But it is not the only possible outcome. Perhaps the post-Merkel CDU/CSU will do yet another deal with the SPD, which has already governed as its junior partner for 12 of the past 16 years. But another possibility that few outside Germany have yet noticed is one in which the chancellery, and with it the leadership of Europe’s largest economy, falls to the left.
Several such scenarios for the forthcoming election are doing the rounds in Berlin. The first is that the CDU is weakened by Germany’s pandemic response and Merkel’s departure, and that the Greens, SPD and the FDP together have the numbers for a traffic-light coalition. While the FDP would not be a comfortable coalition partner for the two centre-left parties, its struggling leader, Christian Lindner, needs to show that he can get his party into government.

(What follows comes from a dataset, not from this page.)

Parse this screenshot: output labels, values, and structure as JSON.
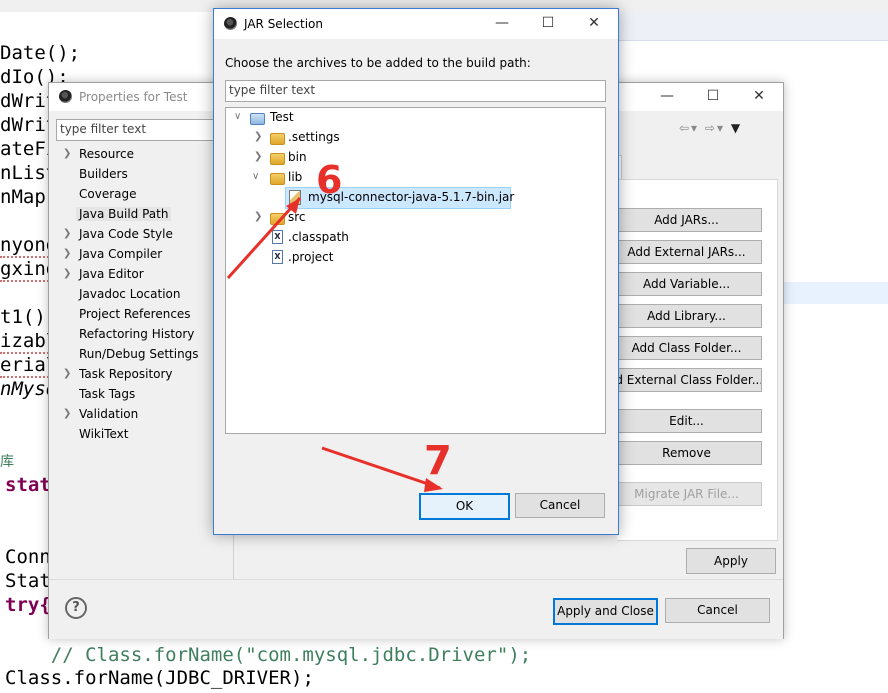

The second scenario involves a coalition of the Greens, the SPD and the Left party. The last descends directly from the former East German communist party, so has long been considered an unacceptable coalition partner, but the centrist SPD chancellor candidate, Olaf Scholz, has now for the first time kept open the chance of an all-left government that includes the Left. Scholz is one of three putative left-of-centre chancellors: the others being the Greens’ leaders, Annalena Baerbock and Robert Habeck.
My view? I think that the CDU/CSU would benefit from a period of post-Merkel renewal in opposition. And I think Baerbock of the Greens is the best available German chancellor – and that she could do good things at the helm of a coalition with the SPD and the FDP or the Left party.
While I have time for the more moderate elements of the Left party, and no time for the nationalist streaks in the FDP, I tend to think that the Left’s authoritarian past and the FDP’s solid policies on the digital economy (on which Germany remains far too conservative) make a Green-SPD-FDP traffic light coalition the best possible outcome for Germany and Europe. Bring it on.
This article appears in the 10 Mar 2021 issue of the New Statesman, Grief nation